» **Required work**: Reproduce each entry exactly, so that everything except the pictures is carried over.

» **Entries supplied**:

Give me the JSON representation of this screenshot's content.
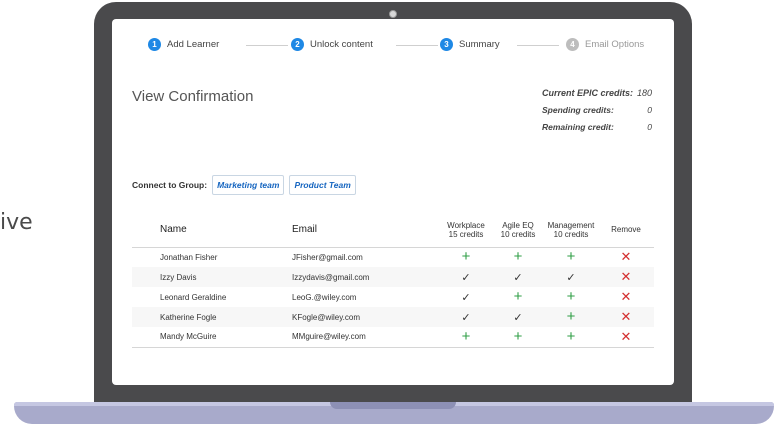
{
  "side_text": "ive",
  "stepper": [
    {
      "num": "1",
      "label": "Add Learner",
      "state": "active"
    },
    {
      "num": "2",
      "label": "Unlock content",
      "state": "active"
    },
    {
      "num": "3",
      "label": "Summary",
      "state": "active"
    },
    {
      "num": "4",
      "label": "Email Options",
      "state": "disabled"
    }
  ],
  "page_title": "View Confirmation",
  "credits": {
    "current_label": "Current EPIC credits:",
    "current_value": "180",
    "spending_label": "Spending credits:",
    "spending_value": "0",
    "remaining_label": "Remaining credit:",
    "remaining_value": "0"
  },
  "group": {
    "label": "Connect to Group:",
    "chips": [
      "Marketing team",
      "Product Team"
    ]
  },
  "table": {
    "headers": {
      "name": "Name",
      "email": "Email",
      "workplace": [
        "Workplace",
        "15 credits"
      ],
      "agile": [
        "Agile EQ",
        "10 credits"
      ],
      "management": [
        "Management",
        "10 credits"
      ],
      "remove": "Remove"
    },
    "rows": [
      {
        "name": "Jonathan Fisher",
        "email": "JFisher@gmail.com",
        "workplace": "plus",
        "agile": "plus",
        "management": "plus"
      },
      {
        "name": "Izzy Davis",
        "email": "Izzydavis@gmail.com",
        "workplace": "check",
        "agile": "check",
        "management": "check"
      },
      {
        "name": "Leonard Geraldine",
        "email": "LeoG.@wiley.com",
        "workplace": "check",
        "agile": "plus",
        "management": "plus"
      },
      {
        "name": "Katherine Fogle",
        "email": "KFogle@wiley.com",
        "workplace": "check",
        "agile": "check",
        "management": "plus"
      },
      {
        "name": "Mandy McGuire",
        "email": "MMguire@wiley.com",
        "workplace": "plus",
        "agile": "plus",
        "management": "plus"
      }
    ]
  },
  "colors": {
    "accent": "#1e88e5",
    "add_green": "#2e9e44",
    "remove_red": "#d32f2f",
    "laptop_frame": "#4a4a4c",
    "laptop_base": "#a8aacb"
  },
  "icons": {
    "plus": "plus-icon",
    "check": "check-icon",
    "remove": "remove-x-icon"
  }
}
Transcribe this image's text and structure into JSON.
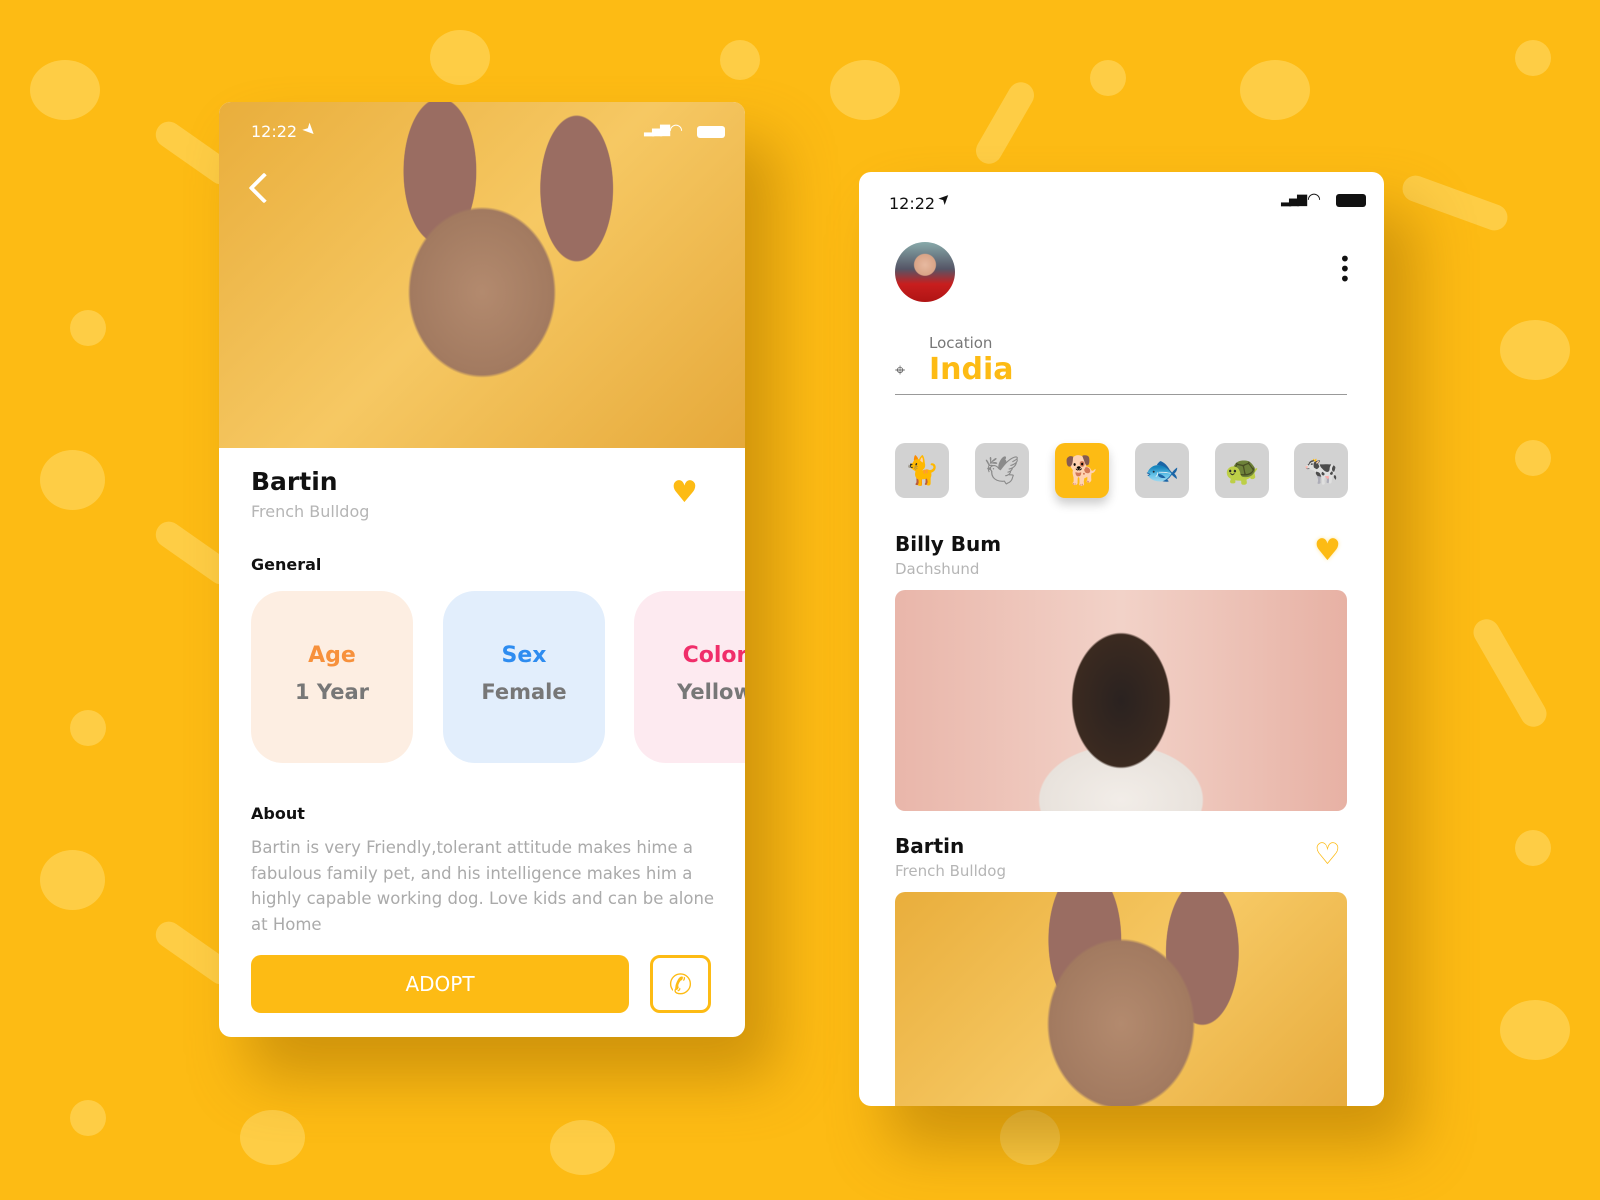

» **Written answer**:
Give me the JSON representation of this screenshot's content.
{
  "side_text": "ive",
  "stepper": [
    {
      "num": "1",
      "label": "Add Learner",
      "state": "active"
    },
    {
      "num": "2",
      "label": "Unlock content",
      "state": "active"
    },
    {
      "num": "3",
      "label": "Summary",
      "state": "active"
    },
    {
      "num": "4",
      "label": "Email Options",
      "state": "disabled"
    }
  ],
  "page_title": "View Confirmation",
  "credits": {
    "current_label": "Current EPIC credits:",
    "current_value": "180",
    "spending_label": "Spending credits:",
    "spending_value": "0",
    "remaining_label": "Remaining credit:",
    "remaining_value": "0"
  },
  "group": {
    "label": "Connect to Group:",
    "chips": [
      "Marketing team",
      "Product Team"
    ]
  },
  "table": {
    "headers": {
      "name": "Name",
      "email": "Email",
      "workplace": [
        "Workplace",
        "15 credits"
      ],
      "agile": [
        "Agile EQ",
        "10 credits"
      ],
      "management": [
        "Management",
        "10 credits"
      ],
      "remove": "Remove"
    },
    "rows": [
      {
        "name": "Jonathan Fisher",
        "email": "JFisher@gmail.com",
        "workplace": "plus",
        "agile": "plus",
        "management": "plus"
      },
      {
        "name": "Izzy Davis",
        "email": "Izzydavis@gmail.com",
        "workplace": "check",
        "agile": "check",
        "management": "check"
      },
      {
        "name": "Leonard Geraldine",
        "email": "LeoG.@wiley.com",
        "workplace": "check",
        "agile": "plus",
        "management": "plus"
      },
      {
        "name": "Katherine Fogle",
        "email": "KFogle@wiley.com",
        "workplace": "check",
        "agile": "check",
        "management": "plus"
      },
      {
        "name": "Mandy McGuire",
        "email": "MMguire@wiley.com",
        "workplace": "plus",
        "agile": "plus",
        "management": "plus"
      }
    ]
  },
  "colors": {
    "accent": "#1e88e5",
    "add_green": "#2e9e44",
    "remove_red": "#d32f2f",
    "laptop_frame": "#4a4a4c",
    "laptop_base": "#a8aacb"
  },
  "icons": {
    "plus": "plus-icon",
    "check": "check-icon",
    "remove": "remove-x-icon"
  }
}
Transcribe this image's text and structure into JSON.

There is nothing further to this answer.